● PROVIDED DATA
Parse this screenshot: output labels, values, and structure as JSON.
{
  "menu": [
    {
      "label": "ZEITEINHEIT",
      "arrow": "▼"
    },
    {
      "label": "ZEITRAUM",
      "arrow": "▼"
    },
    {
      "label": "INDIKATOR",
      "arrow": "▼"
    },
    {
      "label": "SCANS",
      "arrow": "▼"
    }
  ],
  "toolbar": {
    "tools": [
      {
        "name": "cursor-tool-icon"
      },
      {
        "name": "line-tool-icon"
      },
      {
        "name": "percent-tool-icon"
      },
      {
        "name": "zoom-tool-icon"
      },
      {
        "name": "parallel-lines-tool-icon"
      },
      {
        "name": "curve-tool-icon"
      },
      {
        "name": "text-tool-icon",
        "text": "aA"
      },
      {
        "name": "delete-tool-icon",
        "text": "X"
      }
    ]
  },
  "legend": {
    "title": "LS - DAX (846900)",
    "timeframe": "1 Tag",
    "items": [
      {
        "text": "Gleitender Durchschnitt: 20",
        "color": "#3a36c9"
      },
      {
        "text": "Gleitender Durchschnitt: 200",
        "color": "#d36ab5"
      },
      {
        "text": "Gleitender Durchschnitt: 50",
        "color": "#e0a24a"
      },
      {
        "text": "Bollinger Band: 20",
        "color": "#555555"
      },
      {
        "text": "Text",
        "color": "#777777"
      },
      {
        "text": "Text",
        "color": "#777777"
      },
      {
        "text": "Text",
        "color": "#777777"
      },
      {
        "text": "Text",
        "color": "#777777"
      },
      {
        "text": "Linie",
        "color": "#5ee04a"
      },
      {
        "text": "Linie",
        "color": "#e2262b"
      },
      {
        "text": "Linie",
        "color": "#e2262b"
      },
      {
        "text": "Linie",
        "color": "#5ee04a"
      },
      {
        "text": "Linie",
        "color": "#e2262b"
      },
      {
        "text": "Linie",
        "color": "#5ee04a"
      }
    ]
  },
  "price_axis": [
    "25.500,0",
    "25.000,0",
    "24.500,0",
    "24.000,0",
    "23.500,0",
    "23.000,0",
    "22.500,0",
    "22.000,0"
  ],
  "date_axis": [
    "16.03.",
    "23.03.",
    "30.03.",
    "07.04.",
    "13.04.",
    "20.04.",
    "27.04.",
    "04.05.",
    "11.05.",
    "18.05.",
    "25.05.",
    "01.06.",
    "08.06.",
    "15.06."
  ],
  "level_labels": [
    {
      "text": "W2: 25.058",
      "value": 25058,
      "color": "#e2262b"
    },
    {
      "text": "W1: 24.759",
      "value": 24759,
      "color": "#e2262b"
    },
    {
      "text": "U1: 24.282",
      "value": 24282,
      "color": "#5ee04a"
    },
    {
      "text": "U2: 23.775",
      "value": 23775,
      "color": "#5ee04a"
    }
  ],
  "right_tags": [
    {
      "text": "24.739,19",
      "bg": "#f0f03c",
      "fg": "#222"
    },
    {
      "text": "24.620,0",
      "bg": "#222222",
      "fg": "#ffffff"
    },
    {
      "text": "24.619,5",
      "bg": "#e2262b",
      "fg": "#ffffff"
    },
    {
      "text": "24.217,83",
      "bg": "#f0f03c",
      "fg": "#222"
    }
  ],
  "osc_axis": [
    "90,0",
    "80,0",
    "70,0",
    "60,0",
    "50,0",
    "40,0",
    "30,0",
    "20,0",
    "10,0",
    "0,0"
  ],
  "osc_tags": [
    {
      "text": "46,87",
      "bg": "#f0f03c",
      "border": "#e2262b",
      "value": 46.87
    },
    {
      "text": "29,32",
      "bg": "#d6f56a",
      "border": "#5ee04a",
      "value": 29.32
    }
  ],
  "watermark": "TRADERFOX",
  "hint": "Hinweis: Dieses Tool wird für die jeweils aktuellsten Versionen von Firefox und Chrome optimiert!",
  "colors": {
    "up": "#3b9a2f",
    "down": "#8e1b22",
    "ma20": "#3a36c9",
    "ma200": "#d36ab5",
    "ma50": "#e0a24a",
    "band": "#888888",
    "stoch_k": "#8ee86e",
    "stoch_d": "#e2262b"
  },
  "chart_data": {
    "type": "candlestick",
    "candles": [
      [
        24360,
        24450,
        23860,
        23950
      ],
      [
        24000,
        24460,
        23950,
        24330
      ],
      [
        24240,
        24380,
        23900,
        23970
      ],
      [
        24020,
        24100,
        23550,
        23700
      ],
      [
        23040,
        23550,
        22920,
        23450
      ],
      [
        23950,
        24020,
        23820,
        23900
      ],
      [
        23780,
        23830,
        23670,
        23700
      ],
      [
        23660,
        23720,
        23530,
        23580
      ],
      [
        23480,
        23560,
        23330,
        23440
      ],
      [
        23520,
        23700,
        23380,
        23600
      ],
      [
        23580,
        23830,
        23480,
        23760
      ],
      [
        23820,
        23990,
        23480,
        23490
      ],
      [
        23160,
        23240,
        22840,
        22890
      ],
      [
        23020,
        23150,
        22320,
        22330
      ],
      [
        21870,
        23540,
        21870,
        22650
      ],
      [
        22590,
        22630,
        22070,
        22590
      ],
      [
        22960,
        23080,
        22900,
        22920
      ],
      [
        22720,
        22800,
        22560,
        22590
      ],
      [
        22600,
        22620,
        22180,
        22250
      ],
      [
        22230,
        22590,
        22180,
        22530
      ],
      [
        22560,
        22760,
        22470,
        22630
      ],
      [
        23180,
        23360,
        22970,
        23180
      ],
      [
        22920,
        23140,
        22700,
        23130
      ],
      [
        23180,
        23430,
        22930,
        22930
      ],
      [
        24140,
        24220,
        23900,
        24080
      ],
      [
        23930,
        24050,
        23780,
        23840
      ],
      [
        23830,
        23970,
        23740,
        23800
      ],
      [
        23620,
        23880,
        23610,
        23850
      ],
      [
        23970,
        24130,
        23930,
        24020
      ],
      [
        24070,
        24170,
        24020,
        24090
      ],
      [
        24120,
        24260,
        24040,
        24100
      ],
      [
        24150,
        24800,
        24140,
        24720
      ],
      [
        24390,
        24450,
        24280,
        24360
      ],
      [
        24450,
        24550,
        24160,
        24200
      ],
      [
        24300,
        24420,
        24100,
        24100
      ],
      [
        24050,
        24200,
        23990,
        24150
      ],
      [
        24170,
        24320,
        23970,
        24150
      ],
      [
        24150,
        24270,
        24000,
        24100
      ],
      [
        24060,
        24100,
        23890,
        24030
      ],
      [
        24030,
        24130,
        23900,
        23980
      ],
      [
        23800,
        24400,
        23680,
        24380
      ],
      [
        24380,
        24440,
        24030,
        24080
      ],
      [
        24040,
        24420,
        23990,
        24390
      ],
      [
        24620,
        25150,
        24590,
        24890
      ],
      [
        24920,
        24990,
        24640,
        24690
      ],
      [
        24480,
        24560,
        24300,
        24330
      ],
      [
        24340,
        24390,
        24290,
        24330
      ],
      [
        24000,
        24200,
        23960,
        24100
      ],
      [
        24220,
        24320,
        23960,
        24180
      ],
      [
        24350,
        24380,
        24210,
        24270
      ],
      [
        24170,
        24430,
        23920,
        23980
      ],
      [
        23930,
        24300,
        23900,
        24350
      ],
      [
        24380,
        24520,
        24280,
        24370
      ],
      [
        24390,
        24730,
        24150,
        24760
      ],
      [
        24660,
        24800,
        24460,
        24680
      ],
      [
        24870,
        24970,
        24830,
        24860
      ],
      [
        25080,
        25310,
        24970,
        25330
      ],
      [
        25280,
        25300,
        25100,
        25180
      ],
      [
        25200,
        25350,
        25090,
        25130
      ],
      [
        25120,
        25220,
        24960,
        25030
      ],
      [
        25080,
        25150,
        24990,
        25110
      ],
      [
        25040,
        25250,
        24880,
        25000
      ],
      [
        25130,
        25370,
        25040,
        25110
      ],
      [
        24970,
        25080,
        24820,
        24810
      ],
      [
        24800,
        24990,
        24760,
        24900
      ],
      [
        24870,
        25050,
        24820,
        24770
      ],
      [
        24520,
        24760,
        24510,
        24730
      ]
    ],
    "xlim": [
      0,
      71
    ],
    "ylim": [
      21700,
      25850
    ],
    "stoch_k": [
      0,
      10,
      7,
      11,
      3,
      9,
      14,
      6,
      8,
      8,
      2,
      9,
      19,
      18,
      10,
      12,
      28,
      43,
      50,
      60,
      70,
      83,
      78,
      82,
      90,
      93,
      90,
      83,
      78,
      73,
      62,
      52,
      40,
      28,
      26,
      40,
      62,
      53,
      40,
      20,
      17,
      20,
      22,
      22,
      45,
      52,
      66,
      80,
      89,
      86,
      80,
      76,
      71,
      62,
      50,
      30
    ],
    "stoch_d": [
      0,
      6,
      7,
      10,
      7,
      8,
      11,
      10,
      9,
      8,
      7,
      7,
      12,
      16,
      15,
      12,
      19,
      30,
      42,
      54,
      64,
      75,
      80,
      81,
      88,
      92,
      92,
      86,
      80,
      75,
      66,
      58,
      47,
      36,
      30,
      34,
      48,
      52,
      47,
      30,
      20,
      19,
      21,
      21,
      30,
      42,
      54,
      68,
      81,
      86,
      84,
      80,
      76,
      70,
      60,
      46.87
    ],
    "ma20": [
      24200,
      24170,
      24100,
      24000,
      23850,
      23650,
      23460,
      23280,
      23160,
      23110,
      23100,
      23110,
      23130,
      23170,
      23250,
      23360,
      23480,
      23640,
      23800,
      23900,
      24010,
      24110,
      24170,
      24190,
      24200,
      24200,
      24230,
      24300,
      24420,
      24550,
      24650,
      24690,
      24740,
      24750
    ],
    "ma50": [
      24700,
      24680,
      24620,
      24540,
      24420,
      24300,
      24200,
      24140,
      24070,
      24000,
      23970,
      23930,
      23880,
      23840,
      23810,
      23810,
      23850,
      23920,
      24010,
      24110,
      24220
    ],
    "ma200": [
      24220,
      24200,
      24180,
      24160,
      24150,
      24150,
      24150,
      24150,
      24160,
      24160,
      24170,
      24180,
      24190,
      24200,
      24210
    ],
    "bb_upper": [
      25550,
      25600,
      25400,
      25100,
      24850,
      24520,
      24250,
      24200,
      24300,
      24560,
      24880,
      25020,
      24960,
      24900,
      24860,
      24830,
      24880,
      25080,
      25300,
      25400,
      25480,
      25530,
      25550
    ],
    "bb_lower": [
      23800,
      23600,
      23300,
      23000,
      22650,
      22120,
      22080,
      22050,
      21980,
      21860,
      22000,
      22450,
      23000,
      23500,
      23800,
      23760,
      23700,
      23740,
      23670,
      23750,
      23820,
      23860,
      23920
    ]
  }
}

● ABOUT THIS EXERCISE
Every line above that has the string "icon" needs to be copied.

● REPLY TO THE EXERCISE
        "name": "cursor-tool-icon"
        "name": "line-tool-icon"
        "name": "percent-tool-icon"
        "name": "zoom-tool-icon"
        "name": "parallel-lines-tool-icon"
        "name": "curve-tool-icon"
        "name": "text-tool-icon",
        "name": "delete-tool-icon",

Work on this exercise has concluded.